WORK TO COMPLETE:
In this exercise, set down every entry that follows exactly as it appears.

----

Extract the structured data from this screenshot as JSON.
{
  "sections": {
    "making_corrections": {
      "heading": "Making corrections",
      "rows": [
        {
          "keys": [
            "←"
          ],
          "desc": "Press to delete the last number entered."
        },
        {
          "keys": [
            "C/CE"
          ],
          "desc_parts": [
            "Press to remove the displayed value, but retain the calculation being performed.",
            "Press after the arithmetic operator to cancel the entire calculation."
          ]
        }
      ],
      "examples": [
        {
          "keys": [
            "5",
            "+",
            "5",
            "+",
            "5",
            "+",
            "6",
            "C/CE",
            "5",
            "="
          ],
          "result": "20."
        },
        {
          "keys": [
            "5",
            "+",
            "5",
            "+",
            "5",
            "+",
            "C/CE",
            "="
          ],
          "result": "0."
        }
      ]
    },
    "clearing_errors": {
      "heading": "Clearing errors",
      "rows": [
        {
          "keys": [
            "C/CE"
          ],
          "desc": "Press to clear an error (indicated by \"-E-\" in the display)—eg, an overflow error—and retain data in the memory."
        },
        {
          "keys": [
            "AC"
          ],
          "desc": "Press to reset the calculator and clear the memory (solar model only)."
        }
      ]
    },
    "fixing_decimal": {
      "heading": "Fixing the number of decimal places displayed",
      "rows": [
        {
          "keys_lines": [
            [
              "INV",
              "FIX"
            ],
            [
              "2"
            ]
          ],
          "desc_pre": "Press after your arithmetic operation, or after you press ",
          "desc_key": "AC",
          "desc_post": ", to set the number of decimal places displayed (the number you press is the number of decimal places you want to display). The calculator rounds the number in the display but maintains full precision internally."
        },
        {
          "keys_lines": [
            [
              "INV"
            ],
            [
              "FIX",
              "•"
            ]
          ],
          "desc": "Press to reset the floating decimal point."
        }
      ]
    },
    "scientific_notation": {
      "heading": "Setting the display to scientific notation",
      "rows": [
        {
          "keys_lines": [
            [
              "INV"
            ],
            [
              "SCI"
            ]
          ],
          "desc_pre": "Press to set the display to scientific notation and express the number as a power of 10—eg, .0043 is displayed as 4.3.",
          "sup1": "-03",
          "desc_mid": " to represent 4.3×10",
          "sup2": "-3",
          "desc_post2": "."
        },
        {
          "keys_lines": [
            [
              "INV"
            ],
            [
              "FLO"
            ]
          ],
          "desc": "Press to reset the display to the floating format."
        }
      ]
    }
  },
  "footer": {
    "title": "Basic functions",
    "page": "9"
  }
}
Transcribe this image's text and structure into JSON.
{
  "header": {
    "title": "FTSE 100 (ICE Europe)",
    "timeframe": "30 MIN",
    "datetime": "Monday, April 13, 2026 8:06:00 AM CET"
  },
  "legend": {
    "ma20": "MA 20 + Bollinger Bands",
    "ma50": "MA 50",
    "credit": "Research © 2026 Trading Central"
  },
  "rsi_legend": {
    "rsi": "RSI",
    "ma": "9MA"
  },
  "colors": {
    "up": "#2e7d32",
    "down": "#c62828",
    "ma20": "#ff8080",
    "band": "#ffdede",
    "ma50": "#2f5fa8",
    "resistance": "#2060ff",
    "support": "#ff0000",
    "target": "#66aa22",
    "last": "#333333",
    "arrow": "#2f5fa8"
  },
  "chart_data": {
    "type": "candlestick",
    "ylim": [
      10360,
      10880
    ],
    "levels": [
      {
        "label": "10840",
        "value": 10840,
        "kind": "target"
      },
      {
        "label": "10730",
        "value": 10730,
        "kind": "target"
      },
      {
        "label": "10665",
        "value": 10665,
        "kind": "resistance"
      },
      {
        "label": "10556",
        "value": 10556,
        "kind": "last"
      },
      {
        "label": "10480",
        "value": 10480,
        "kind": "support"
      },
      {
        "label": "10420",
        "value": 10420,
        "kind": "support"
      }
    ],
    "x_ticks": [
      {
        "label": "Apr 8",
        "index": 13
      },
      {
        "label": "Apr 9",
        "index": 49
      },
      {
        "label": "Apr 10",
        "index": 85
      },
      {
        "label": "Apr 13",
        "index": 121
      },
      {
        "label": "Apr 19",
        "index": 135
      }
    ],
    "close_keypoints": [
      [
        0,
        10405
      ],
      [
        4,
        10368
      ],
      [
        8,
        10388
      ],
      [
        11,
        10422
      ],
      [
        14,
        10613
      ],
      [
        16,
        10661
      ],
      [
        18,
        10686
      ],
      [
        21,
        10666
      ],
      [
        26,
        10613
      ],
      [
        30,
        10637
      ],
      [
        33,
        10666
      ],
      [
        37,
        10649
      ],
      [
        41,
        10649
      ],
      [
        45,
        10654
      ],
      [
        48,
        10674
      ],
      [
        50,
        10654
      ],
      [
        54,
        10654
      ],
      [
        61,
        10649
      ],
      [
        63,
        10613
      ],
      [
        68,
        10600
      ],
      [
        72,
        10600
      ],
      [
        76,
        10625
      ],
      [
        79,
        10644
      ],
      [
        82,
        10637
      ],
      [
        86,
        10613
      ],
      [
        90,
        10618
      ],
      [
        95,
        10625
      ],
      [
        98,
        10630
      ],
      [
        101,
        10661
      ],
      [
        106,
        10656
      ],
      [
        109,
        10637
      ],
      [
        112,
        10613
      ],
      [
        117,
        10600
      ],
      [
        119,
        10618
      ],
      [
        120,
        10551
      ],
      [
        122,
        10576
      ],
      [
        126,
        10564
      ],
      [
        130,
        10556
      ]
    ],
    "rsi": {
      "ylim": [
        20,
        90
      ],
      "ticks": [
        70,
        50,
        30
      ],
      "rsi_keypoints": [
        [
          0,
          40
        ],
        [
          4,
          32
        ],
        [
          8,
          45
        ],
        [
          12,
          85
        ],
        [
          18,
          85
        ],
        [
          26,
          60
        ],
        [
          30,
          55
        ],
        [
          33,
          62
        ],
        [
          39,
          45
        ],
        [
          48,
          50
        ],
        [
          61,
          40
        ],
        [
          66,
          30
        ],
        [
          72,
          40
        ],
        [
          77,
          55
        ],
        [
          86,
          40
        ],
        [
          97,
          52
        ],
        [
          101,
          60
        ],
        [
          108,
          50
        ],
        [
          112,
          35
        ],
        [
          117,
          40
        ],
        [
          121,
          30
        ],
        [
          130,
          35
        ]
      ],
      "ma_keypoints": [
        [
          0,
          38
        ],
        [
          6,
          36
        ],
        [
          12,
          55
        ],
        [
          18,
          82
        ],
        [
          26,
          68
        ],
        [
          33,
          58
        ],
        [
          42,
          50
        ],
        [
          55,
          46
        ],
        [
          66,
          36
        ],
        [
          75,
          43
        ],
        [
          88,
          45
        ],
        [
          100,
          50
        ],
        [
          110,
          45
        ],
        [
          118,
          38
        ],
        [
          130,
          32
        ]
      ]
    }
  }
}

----

RESPONSE AREA:
Extract the structured data from this screenshot as JSON.
{
  "sections": {
    "making_corrections": {
      "heading": "Making corrections",
      "rows": [
        {
          "keys": [
            "←"
          ],
          "desc": "Press to delete the last number entered."
        },
        {
          "keys": [
            "C/CE"
          ],
          "desc_parts": [
            "Press to remove the displayed value, but retain the calculation being performed.",
            "Press after the arithmetic operator to cancel the entire calculation."
          ]
        }
      ],
      "examples": [
        {
          "keys": [
            "5",
            "+",
            "5",
            "+",
            "5",
            "+",
            "6",
            "C/CE",
            "5",
            "="
          ],
          "result": "20."
        },
        {
          "keys": [
            "5",
            "+",
            "5",
            "+",
            "5",
            "+",
            "C/CE",
            "="
          ],
          "result": "0."
        }
      ]
    },
    "clearing_errors": {
      "heading": "Clearing errors",
      "rows": [
        {
          "keys": [
            "C/CE"
          ],
          "desc": "Press to clear an error (indicated by \"-E-\" in the display)—eg, an overflow error—and retain data in the memory."
        },
        {
          "keys": [
            "AC"
          ],
          "desc": "Press to reset the calculator and clear the memory (solar model only)."
        }
      ]
    },
    "fixing_decimal": {
      "heading": "Fixing the number of decimal places displayed",
      "rows": [
        {
          "keys_lines": [
            [
              "INV",
              "FIX"
            ],
            [
              "2"
            ]
          ],
          "desc_pre": "Press after your arithmetic operation, or after you press ",
          "desc_key": "AC",
          "desc_post": ", to set the number of decimal places displayed (the number you press is the number of decimal places you want to display). The calculator rounds the number in the display but maintains full precision internally."
        },
        {
          "keys_lines": [
            [
              "INV"
            ],
            [
              "FIX",
              "•"
            ]
          ],
          "desc": "Press to reset the floating decimal point."
        }
      ]
    },
    "scientific_notation": {
      "heading": "Setting the display to scientific notation",
      "rows": [
        {
          "keys_lines": [
            [
              "INV"
            ],
            [
              "SCI"
            ]
          ],
          "desc_pre": "Press to set the display to scientific notation and express the number as a power of 10—eg, .0043 is displayed as 4.3.",
          "sup1": "-03",
          "desc_mid": " to represent 4.3×10",
          "sup2": "-3",
          "desc_post2": "."
        },
        {
          "keys_lines": [
            [
              "INV"
            ],
            [
              "FLO"
            ]
          ],
          "desc": "Press to reset the display to the floating format."
        }
      ]
    }
  },
  "footer": {
    "title": "Basic functions",
    "page": "9"
  }
}
Transcribe this image's text and structure into JSON.
{
  "header": {
    "title": "FTSE 100 (ICE Europe)",
    "timeframe": "30 MIN",
    "datetime": "Monday, April 13, 2026 8:06:00 AM CET"
  },
  "legend": {
    "ma20": "MA 20 + Bollinger Bands",
    "ma50": "MA 50",
    "credit": "Research © 2026 Trading Central"
  },
  "rsi_legend": {
    "rsi": "RSI",
    "ma": "9MA"
  },
  "colors": {
    "up": "#2e7d32",
    "down": "#c62828",
    "ma20": "#ff8080",
    "band": "#ffdede",
    "ma50": "#2f5fa8",
    "resistance": "#2060ff",
    "support": "#ff0000",
    "target": "#66aa22",
    "last": "#333333",
    "arrow": "#2f5fa8"
  },
  "chart_data": {
    "type": "candlestick",
    "ylim": [
      10360,
      10880
    ],
    "levels": [
      {
        "label": "10840",
        "value": 10840,
        "kind": "target"
      },
      {
        "label": "10730",
        "value": 10730,
        "kind": "target"
      },
      {
        "label": "10665",
        "value": 10665,
        "kind": "resistance"
      },
      {
        "label": "10556",
        "value": 10556,
        "kind": "last"
      },
      {
        "label": "10480",
        "value": 10480,
        "kind": "support"
      },
      {
        "label": "10420",
        "value": 10420,
        "kind": "support"
      }
    ],
    "x_ticks": [
      {
        "label": "Apr 8",
        "index": 13
      },
      {
        "label": "Apr 9",
        "index": 49
      },
      {
        "label": "Apr 10",
        "index": 85
      },
      {
        "label": "Apr 13",
        "index": 121
      },
      {
        "label": "Apr 19",
        "index": 135
      }
    ],
    "close_keypoints": [
      [
        0,
        10405
      ],
      [
        4,
        10368
      ],
      [
        8,
        10388
      ],
      [
        11,
        10422
      ],
      [
        14,
        10613
      ],
      [
        16,
        10661
      ],
      [
        18,
        10686
      ],
      [
        21,
        10666
      ],
      [
        26,
        10613
      ],
      [
        30,
        10637
      ],
      [
        33,
        10666
      ],
      [
        37,
        10649
      ],
      [
        41,
        10649
      ],
      [
        45,
        10654
      ],
      [
        48,
        10674
      ],
      [
        50,
        10654
      ],
      [
        54,
        10654
      ],
      [
        61,
        10649
      ],
      [
        63,
        10613
      ],
      [
        68,
        10600
      ],
      [
        72,
        10600
      ],
      [
        76,
        10625
      ],
      [
        79,
        10644
      ],
      [
        82,
        10637
      ],
      [
        86,
        10613
      ],
      [
        90,
        10618
      ],
      [
        95,
        10625
      ],
      [
        98,
        10630
      ],
      [
        101,
        10661
      ],
      [
        106,
        10656
      ],
      [
        109,
        10637
      ],
      [
        112,
        10613
      ],
      [
        117,
        10600
      ],
      [
        119,
        10618
      ],
      [
        120,
        10551
      ],
      [
        122,
        10576
      ],
      [
        126,
        10564
      ],
      [
        130,
        10556
      ]
    ],
    "rsi": {
      "ylim": [
        20,
        90
      ],
      "ticks": [
        70,
        50,
        30
      ],
      "rsi_keypoints": [
        [
          0,
          40
        ],
        [
          4,
          32
        ],
        [
          8,
          45
        ],
        [
          12,
          85
        ],
        [
          18,
          85
        ],
        [
          26,
          60
        ],
        [
          30,
          55
        ],
        [
          33,
          62
        ],
        [
          39,
          45
        ],
        [
          48,
          50
        ],
        [
          61,
          40
        ],
        [
          66,
          30
        ],
        [
          72,
          40
        ],
        [
          77,
          55
        ],
        [
          86,
          40
        ],
        [
          97,
          52
        ],
        [
          101,
          60
        ],
        [
          108,
          50
        ],
        [
          112,
          35
        ],
        [
          117,
          40
        ],
        [
          121,
          30
        ],
        [
          130,
          35
        ]
      ],
      "ma_keypoints": [
        [
          0,
          38
        ],
        [
          6,
          36
        ],
        [
          12,
          55
        ],
        [
          18,
          82
        ],
        [
          26,
          68
        ],
        [
          33,
          58
        ],
        [
          42,
          50
        ],
        [
          55,
          46
        ],
        [
          66,
          36
        ],
        [
          75,
          43
        ],
        [
          88,
          45
        ],
        [
          100,
          50
        ],
        [
          110,
          45
        ],
        [
          118,
          38
        ],
        [
          130,
          32
        ]
      ]
    }
  }
}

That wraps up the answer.